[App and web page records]
• • • • •

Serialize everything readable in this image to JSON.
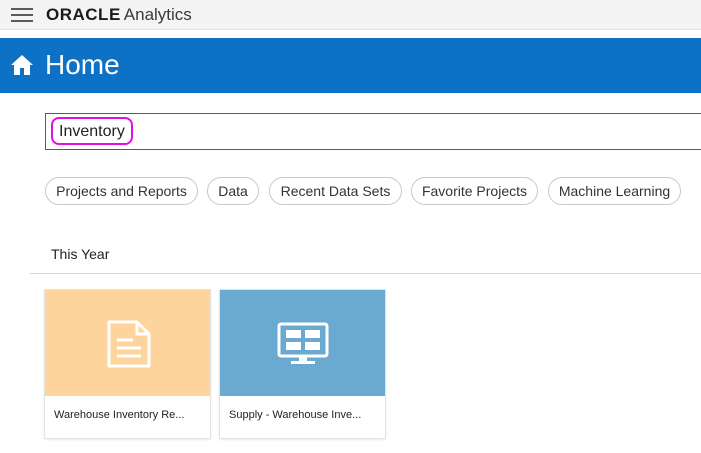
{
  "brand": {
    "oracle": "ORACLE",
    "product": "Analytics"
  },
  "header": {
    "title": "Home"
  },
  "search": {
    "value": "Inventory"
  },
  "chips": [
    {
      "label": "Projects and Reports"
    },
    {
      "label": "Data"
    },
    {
      "label": "Recent Data Sets"
    },
    {
      "label": "Favorite Projects"
    },
    {
      "label": "Machine Learning"
    }
  ],
  "section": {
    "title": "This Year"
  },
  "cards": [
    {
      "label": "Warehouse Inventory Re...",
      "thumb_color": "#fdd59c",
      "icon": "document-icon"
    },
    {
      "label": "Supply - Warehouse Inve...",
      "thumb_color": "#6aaad0",
      "icon": "dashboard-monitor-icon"
    }
  ],
  "colors": {
    "header_bg": "#0d72c6",
    "highlight": "#e20ee6",
    "search_border": "#0c7a96"
  }
}
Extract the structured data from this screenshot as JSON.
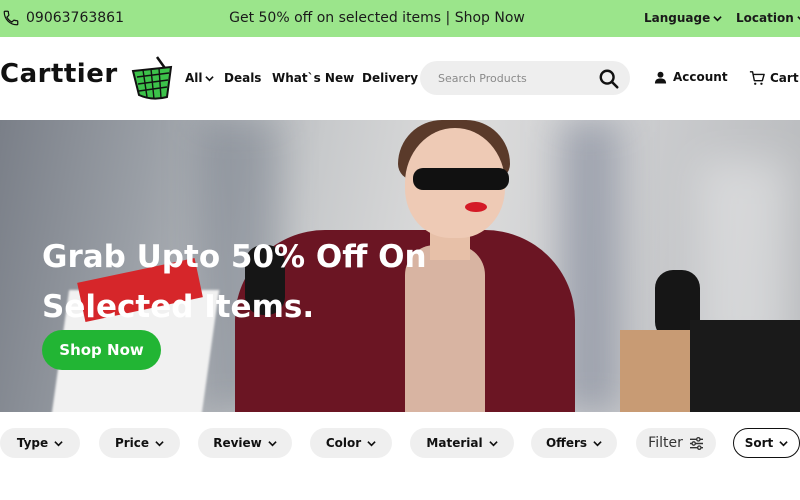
{
  "topbar": {
    "phone": "09063763861",
    "promo": "Get 50% off on selected items | Shop Now",
    "language": "Language",
    "location": "Location"
  },
  "header": {
    "logo": "Carttier",
    "nav": {
      "all": "All",
      "deals": "Deals",
      "whats_new": "What`s New",
      "delivery": "Delivery"
    },
    "search": {
      "placeholder": "Search Products"
    },
    "account": "Account",
    "cart": "Cart"
  },
  "hero": {
    "title_line1": "Grab Upto 50% Off On",
    "title_line2": "Selected Items.",
    "button": "Shop Now"
  },
  "filters": {
    "type": "Type",
    "price": "Price",
    "review": "Review",
    "color": "Color",
    "material": "Material",
    "offers": "Offers",
    "filter": "Filter",
    "sort": "Sort"
  },
  "colors": {
    "topbar_bg": "#9be58b",
    "accent_green": "#22b534",
    "chip_bg": "#efefef"
  },
  "icons": [
    "phone-icon",
    "chevron-down-icon",
    "basket-logo-icon",
    "search-icon",
    "user-icon",
    "cart-icon",
    "sliders-icon"
  ]
}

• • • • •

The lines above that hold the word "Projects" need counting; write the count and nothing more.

2